He knew, the minute he stepped off, that it wasn’t going to end well. He should have realized it two steps earlier, but hindsight was of little use to him now. He knew he had to keep looking up, to focus on the sky. He knew he had to hope it would be like entering a black hole, where the end is certain but time slows and almost seems to stop. And, he remembered, the laws of physics break down inside the event horizon. What he knew he could not do was look down and see the ground rushing up at him. Even when you are 11, walking off the garage roof was not a really bright thing to do, the dare by your friends notwithstanding.
God is fixed in the firmament seen as puppet master by some patrician uncle, small child endlessly shifting blocks in new, transitory universes. All things recede from a point, have since the creation and that point, dimensionless is God, vast and infinite. It swings lazily, back, forth a needle in its cusp tracing lines in the bed of sand in constant motion as we and earth, and all of our universe spin slowly around its focus, it swings lazily back, forth, tracing an ever-shifting path marked in displaced sand ponderous from its fine steel tendril which rises to a point without size, shape, or time, frozen a singularity from which all else emanates. God lives, bat-like on the ceiling of the San Francisco Science Museum and the Hayden Planetarium and countless other buildings given to science, omnipresent yet fixed dimensionless and infinite always a ladder’s climb just out of reach.
Getting a headache, are we? You feel like Schrodinger’s cat. It’s really like asking yourself if the Big Bang was the beginning of everything, what was there in that split second before the Big Bang? If God created everything, what created God? If time begins with the Big Bang, what time was it before there was time? And who are you really, if you know your are merely an illusion created by you? And please tell me, what time is it? Find the black hole, for there is freedom.

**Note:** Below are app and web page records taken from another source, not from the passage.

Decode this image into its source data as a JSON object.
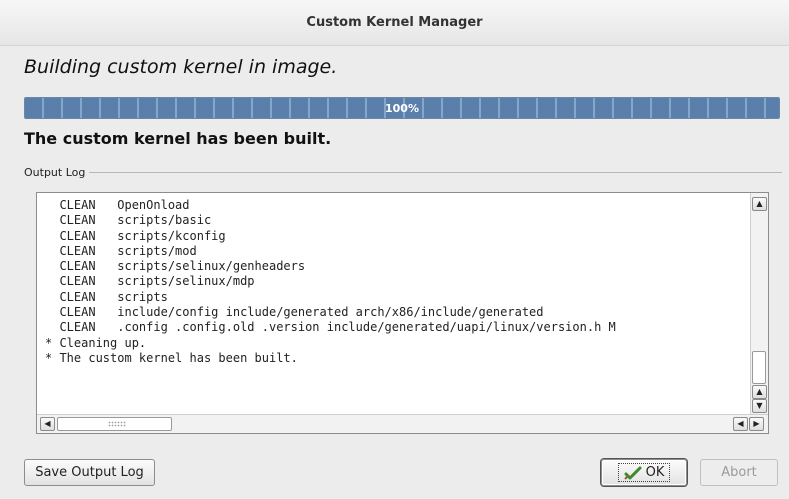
{
  "window": {
    "title": "Custom Kernel Manager"
  },
  "heading": "Building custom kernel in image.",
  "progress": {
    "value": 1.0,
    "label": "100%"
  },
  "status": "The custom kernel has been built.",
  "output_log": {
    "label": "Output Log",
    "lines": [
      "  CLEAN   OpenOnload",
      "  CLEAN   scripts/basic",
      "  CLEAN   scripts/kconfig",
      "  CLEAN   scripts/mod",
      "  CLEAN   scripts/selinux/genheaders",
      "  CLEAN   scripts/selinux/mdp",
      "  CLEAN   scripts",
      "  CLEAN   include/config include/generated arch/x86/include/generated",
      "  CLEAN   .config .config.old .version include/generated/uapi/linux/version.h M",
      "* Cleaning up.",
      "* The custom kernel has been built."
    ]
  },
  "buttons": {
    "save": "Save Output Log",
    "ok": "OK",
    "abort": "Abort"
  },
  "icons": {
    "ok": "checkmark-icon",
    "scroll_up": "arrow-up-icon",
    "scroll_down": "arrow-down-icon",
    "scroll_left": "arrow-left-icon",
    "scroll_right": "arrow-right-icon"
  },
  "colors": {
    "progress": "#5e82ae",
    "ok_check": "#3d8a2a"
  }
}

He had always imagined covering his body in feathers. He knew it wouldn’t make him able to take flight, but it would, he was certain grant him a certain lightness that gravity and daily life denied him. And he knew that once covered in his dreams he could soar free of the restrictions that his conscious mind imposed on him, restrictions, he knew, that were the only reason he wasn’t even at that moment peering down at the world while moving across the sunlit sky of an autumn afternoon.
The path meandered more than he remembered but he was the first to admit his memory was never his strongest suit. It didn’t help that he had consumed two margaritas at lunch, and even he didn’t believe the excuse that this was a slow day for him, still sober at two in the afternoon. But he wandered the path, for that is what paths were there for he was certain. He had no idea where he was going, and realized that he would have no idea when he got there. Still he had great faith in mathematics, that was his training, his brilliance,such as it was, and he knew that if he merely wandered aimlessly without thinking, he would eventually cross his own path, bump into his former self and they, together, could devise a plan to find their way precisely they were intended to be.